*To do*:
Restate the records that follow. Every word must match.

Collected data
────
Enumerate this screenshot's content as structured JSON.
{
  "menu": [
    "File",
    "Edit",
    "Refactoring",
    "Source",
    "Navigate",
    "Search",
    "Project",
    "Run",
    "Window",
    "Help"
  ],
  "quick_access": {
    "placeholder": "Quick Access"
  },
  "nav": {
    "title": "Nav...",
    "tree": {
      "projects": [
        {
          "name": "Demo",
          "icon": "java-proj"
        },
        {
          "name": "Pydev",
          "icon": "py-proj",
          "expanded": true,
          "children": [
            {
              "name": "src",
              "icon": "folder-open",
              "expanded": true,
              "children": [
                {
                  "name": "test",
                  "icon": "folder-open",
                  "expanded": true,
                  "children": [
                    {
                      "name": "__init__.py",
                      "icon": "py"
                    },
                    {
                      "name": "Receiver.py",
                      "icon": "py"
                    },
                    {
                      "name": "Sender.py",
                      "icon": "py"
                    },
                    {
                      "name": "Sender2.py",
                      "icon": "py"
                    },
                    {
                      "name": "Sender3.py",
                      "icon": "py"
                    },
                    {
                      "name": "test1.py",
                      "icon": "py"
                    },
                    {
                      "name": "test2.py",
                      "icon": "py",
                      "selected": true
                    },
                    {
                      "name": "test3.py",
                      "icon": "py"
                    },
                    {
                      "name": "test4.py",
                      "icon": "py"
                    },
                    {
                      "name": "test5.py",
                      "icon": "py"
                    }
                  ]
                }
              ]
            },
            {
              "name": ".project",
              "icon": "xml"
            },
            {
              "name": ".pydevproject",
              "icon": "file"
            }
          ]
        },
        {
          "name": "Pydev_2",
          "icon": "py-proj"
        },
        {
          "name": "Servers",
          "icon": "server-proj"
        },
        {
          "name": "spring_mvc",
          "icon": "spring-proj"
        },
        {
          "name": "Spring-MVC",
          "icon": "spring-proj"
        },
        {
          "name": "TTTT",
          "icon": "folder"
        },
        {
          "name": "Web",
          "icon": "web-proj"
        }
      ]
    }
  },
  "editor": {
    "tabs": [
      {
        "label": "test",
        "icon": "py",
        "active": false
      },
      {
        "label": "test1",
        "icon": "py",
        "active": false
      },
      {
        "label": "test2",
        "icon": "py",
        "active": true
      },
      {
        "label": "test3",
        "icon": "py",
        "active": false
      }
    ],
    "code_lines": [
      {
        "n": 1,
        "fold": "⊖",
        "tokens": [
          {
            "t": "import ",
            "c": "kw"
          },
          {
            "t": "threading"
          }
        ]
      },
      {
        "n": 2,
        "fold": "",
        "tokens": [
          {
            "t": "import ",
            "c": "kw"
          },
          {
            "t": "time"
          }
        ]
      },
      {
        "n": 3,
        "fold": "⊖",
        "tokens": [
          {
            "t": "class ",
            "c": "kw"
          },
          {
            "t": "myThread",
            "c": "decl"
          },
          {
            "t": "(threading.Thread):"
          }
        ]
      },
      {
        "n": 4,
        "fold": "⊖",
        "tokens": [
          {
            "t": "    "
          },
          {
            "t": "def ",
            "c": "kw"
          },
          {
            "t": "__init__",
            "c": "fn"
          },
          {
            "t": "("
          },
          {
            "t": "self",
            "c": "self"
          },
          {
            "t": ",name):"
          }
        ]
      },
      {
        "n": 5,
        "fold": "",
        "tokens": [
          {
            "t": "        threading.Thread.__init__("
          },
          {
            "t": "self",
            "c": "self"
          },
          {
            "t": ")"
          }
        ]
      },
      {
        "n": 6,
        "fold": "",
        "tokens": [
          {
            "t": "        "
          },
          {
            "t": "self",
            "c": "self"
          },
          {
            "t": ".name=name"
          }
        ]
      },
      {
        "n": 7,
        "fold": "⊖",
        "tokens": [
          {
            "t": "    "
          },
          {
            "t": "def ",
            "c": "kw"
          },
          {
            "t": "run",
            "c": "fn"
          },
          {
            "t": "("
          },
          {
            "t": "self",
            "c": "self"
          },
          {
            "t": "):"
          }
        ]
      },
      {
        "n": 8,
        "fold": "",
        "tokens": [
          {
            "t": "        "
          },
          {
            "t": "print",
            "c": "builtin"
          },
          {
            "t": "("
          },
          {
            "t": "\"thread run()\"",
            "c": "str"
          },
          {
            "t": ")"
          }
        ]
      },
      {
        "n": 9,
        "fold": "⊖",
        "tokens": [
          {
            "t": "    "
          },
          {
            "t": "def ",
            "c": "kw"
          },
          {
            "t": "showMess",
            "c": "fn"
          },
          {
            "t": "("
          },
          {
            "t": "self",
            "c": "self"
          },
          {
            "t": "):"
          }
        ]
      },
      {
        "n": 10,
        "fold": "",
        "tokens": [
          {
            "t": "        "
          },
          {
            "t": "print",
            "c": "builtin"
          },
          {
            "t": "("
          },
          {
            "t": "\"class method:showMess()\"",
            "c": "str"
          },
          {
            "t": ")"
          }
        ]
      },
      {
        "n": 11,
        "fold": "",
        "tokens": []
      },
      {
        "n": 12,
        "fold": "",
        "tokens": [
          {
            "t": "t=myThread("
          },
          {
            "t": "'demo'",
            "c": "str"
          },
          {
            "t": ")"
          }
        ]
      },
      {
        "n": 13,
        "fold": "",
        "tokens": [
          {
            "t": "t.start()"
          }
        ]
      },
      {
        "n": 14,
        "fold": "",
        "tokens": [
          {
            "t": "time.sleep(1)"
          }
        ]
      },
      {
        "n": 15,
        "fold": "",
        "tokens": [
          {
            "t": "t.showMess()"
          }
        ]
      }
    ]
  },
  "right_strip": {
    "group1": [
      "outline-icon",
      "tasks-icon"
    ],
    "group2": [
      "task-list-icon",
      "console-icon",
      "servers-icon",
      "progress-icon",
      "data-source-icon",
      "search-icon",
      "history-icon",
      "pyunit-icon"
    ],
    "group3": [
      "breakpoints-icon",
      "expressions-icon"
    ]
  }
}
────
*Response to the exercise*:
Enumerate this screenshot's content as structured JSON.
{
  "menu": [
    "File",
    "Edit",
    "Refactoring",
    "Source",
    "Navigate",
    "Search",
    "Project",
    "Run",
    "Window",
    "Help"
  ],
  "quick_access": {
    "placeholder": "Quick Access"
  },
  "nav": {
    "title": "Nav...",
    "tree": {
      "projects": [
        {
          "name": "Demo",
          "icon": "java-proj"
        },
        {
          "name": "Pydev",
          "icon": "py-proj",
          "expanded": true,
          "children": [
            {
              "name": "src",
              "icon": "folder-open",
              "expanded": true,
              "children": [
                {
                  "name": "test",
                  "icon": "folder-open",
                  "expanded": true,
                  "children": [
                    {
                      "name": "__init__.py",
                      "icon": "py"
                    },
                    {
                      "name": "Receiver.py",
                      "icon": "py"
                    },
                    {
                      "name": "Sender.py",
                      "icon": "py"
                    },
                    {
                      "name": "Sender2.py",
                      "icon": "py"
                    },
                    {
                      "name": "Sender3.py",
                      "icon": "py"
                    },
                    {
                      "name": "test1.py",
                      "icon": "py"
                    },
                    {
                      "name": "test2.py",
                      "icon": "py",
                      "selected": true
                    },
                    {
                      "name": "test3.py",
                      "icon": "py"
                    },
                    {
                      "name": "test4.py",
                      "icon": "py"
                    },
                    {
                      "name": "test5.py",
                      "icon": "py"
                    }
                  ]
                }
              ]
            },
            {
              "name": ".project",
              "icon": "xml"
            },
            {
              "name": ".pydevproject",
              "icon": "file"
            }
          ]
        },
        {
          "name": "Pydev_2",
          "icon": "py-proj"
        },
        {
          "name": "Servers",
          "icon": "server-proj"
        },
        {
          "name": "spring_mvc",
          "icon": "spring-proj"
        },
        {
          "name": "Spring-MVC",
          "icon": "spring-proj"
        },
        {
          "name": "TTTT",
          "icon": "folder"
        },
        {
          "name": "Web",
          "icon": "web-proj"
        }
      ]
    }
  },
  "editor": {
    "tabs": [
      {
        "label": "test",
        "icon": "py",
        "active": false
      },
      {
        "label": "test1",
        "icon": "py",
        "active": false
      },
      {
        "label": "test2",
        "icon": "py",
        "active": true
      },
      {
        "label": "test3",
        "icon": "py",
        "active": false
      }
    ],
    "code_lines": [
      {
        "n": 1,
        "fold": "⊖",
        "tokens": [
          {
            "t": "import ",
            "c": "kw"
          },
          {
            "t": "threading"
          }
        ]
      },
      {
        "n": 2,
        "fold": "",
        "tokens": [
          {
            "t": "import ",
            "c": "kw"
          },
          {
            "t": "time"
          }
        ]
      },
      {
        "n": 3,
        "fold": "⊖",
        "tokens": [
          {
            "t": "class ",
            "c": "kw"
          },
          {
            "t": "myThread",
            "c": "decl"
          },
          {
            "t": "(threading.Thread):"
          }
        ]
      },
      {
        "n": 4,
        "fold": "⊖",
        "tokens": [
          {
            "t": "    "
          },
          {
            "t": "def ",
            "c": "kw"
          },
          {
            "t": "__init__",
            "c": "fn"
          },
          {
            "t": "("
          },
          {
            "t": "self",
            "c": "self"
          },
          {
            "t": ",name):"
          }
        ]
      },
      {
        "n": 5,
        "fold": "",
        "tokens": [
          {
            "t": "        threading.Thread.__init__("
          },
          {
            "t": "self",
            "c": "self"
          },
          {
            "t": ")"
          }
        ]
      },
      {
        "n": 6,
        "fold": "",
        "tokens": [
          {
            "t": "        "
          },
          {
            "t": "self",
            "c": "self"
          },
          {
            "t": ".name=name"
          }
        ]
      },
      {
        "n": 7,
        "fold": "⊖",
        "tokens": [
          {
            "t": "    "
          },
          {
            "t": "def ",
            "c": "kw"
          },
          {
            "t": "run",
            "c": "fn"
          },
          {
            "t": "("
          },
          {
            "t": "self",
            "c": "self"
          },
          {
            "t": "):"
          }
        ]
      },
      {
        "n": 8,
        "fold": "",
        "tokens": [
          {
            "t": "        "
          },
          {
            "t": "print",
            "c": "builtin"
          },
          {
            "t": "("
          },
          {
            "t": "\"thread run()\"",
            "c": "str"
          },
          {
            "t": ")"
          }
        ]
      },
      {
        "n": 9,
        "fold": "⊖",
        "tokens": [
          {
            "t": "    "
          },
          {
            "t": "def ",
            "c": "kw"
          },
          {
            "t": "showMess",
            "c": "fn"
          },
          {
            "t": "("
          },
          {
            "t": "self",
            "c": "self"
          },
          {
            "t": "):"
          }
        ]
      },
      {
        "n": 10,
        "fold": "",
        "tokens": [
          {
            "t": "        "
          },
          {
            "t": "print",
            "c": "builtin"
          },
          {
            "t": "("
          },
          {
            "t": "\"class method:showMess()\"",
            "c": "str"
          },
          {
            "t": ")"
          }
        ]
      },
      {
        "n": 11,
        "fold": "",
        "tokens": []
      },
      {
        "n": 12,
        "fold": "",
        "tokens": [
          {
            "t": "t=myThread("
          },
          {
            "t": "'demo'",
            "c": "str"
          },
          {
            "t": ")"
          }
        ]
      },
      {
        "n": 13,
        "fold": "",
        "tokens": [
          {
            "t": "t.start()"
          }
        ]
      },
      {
        "n": 14,
        "fold": "",
        "tokens": [
          {
            "t": "time.sleep(1)"
          }
        ]
      },
      {
        "n": 15,
        "fold": "",
        "tokens": [
          {
            "t": "t.showMess()"
          }
        ]
      }
    ]
  },
  "right_strip": {
    "group1": [
      "outline-icon",
      "tasks-icon"
    ],
    "group2": [
      "task-list-icon",
      "console-icon",
      "servers-icon",
      "progress-icon",
      "data-source-icon",
      "search-icon",
      "history-icon",
      "pyunit-icon"
    ],
    "group3": [
      "breakpoints-icon",
      "expressions-icon"
    ]
  }
}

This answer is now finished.